An Unexpected Glimpse into Peruvian Culture
Photos and words by Ryan Wilson
EDITOR’S WARNING: This gallery contains content that may offend the lovers of fluffy animals. There are slides in the gallery which give you plenty of warning to turn back. Keep in mind, this is part of the Peruvian culture, so please maintain an open mind.
My final stretch on the Peruvian Divide Route started like much of the rest. Incredibly quiet roads lined with as much spectacular scenery and as many furry friends as one can possibly handle. Bobbing and weaving between storms (without much success), and drifting in and out of the occasional small village filled with welcoming locals.
As far as bikepacking/dirt touring routes go, I can’t really think of a more complete experience. Where the Cordillera Blanca to the north wins on pure scenery, the Divide easily wins on way-off-the-beaten-path dirt road riding (if that is your thing). This makes for easier wild camping, and even more interesting interactions with locals who simply don’t see tourists around with any kind of frequency.

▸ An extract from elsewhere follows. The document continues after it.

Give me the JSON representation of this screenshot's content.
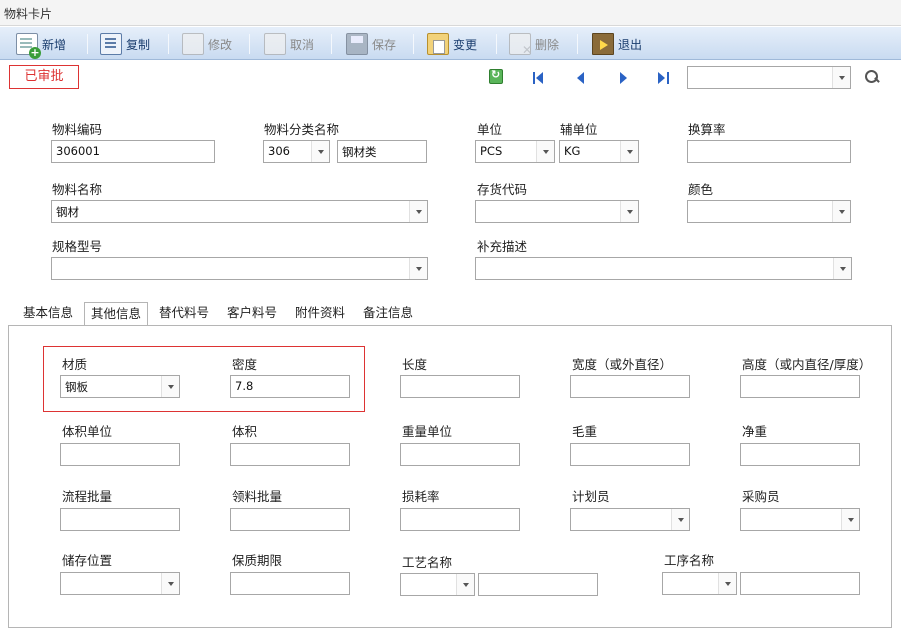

If you’re going to come to these areas, you’ll have to expect (and embrace) plenty of unabashed wide-eyed stares, giggling/pointing kids, and the occasional group of drunk dudes insisting you can’t leave town without downing a liter of cerveza with them at eight in the morning. It’s all a part of the gig…
One such unexpected interaction came as I pulled into the small town of Anccapa one afternoon just looking to grab a quick lunch before heading up yet another 15,XXX’ mountain pass. It was noon, the town was quiet, and the two restaurants in town both had their doors closed and locked. This isn’t terribly uncommon as many people in these towns have other work to do during the day and only open early in the morning and in the evening.
A tall white dude on a big bike loaded with bags can’t exactly roll into town stealthily around these parts though, so by the time I could see that everything was closed I had a gentleman inviting me over for what he promised as a “free meal”… I’m not one to turn down that kind of deal so I followed him and his friend to a courtyard that seemed to have the entire town’s population and about fifteen alpaca congregating in it.
He grabs a small stool, tells me to sit tight for a moment and that he might need my help since they were prepping for the biggest fiesta of the year… A couple minutes go by and he calls me across the courtyard. As I got about halfway there I notice a handful of men sharpening knives on a boulder, and I quickly realize that “prepping for a fiesta” actually meant that these fifteen alpaca were set to become the main course.
Now, I’ve witnessed this with a sheep in the Cordillera Huayhuash, but I can say that this was quite unexpected, so the first swift kill only a few moments later came as a bit of a shock. Also somewhat shocking was the way the animals seemed almost oblivious to what was happening as they were taken out one-by-one.
As tough as it was, I watched as every citizen of the town helped out in assembly-line fashion. Everyone has their role to play. Not hidden away in a factory somewhere, this is a part of their daily lives, and a part of the culture that the average “tourista” doesn’t get to see, so being invited in to “help” was really an honor.
Nothing goes to waste, and that was very obvious about fifteen minutes later when the cook was already serving up quinoa soup with alpaca intestine (which tastes kind of how I imagine an inner tube would taste). For some reason, my appetite wasn’t quite there, but I managed to get a bowl down as the kids took turns riding my bike around the courtyard and asking what every little thing attached to it was for…
It can be tough to leave such friendly places, but eventually, I pried myself from the town and set off back into the mountains to continue toward my conclusion on the divide route.
If you’re interested in riding the Peruvian Divide (and you should be!), I would highly suggest checking out Neil and Harriet Pike’s site which has all of the info on resupply points, etc.
Feel free to shoot me any route/gear/supplies questions as well, and I’ll be happy to answer whenever I have internet access!
Route for this section on Ride with GPS.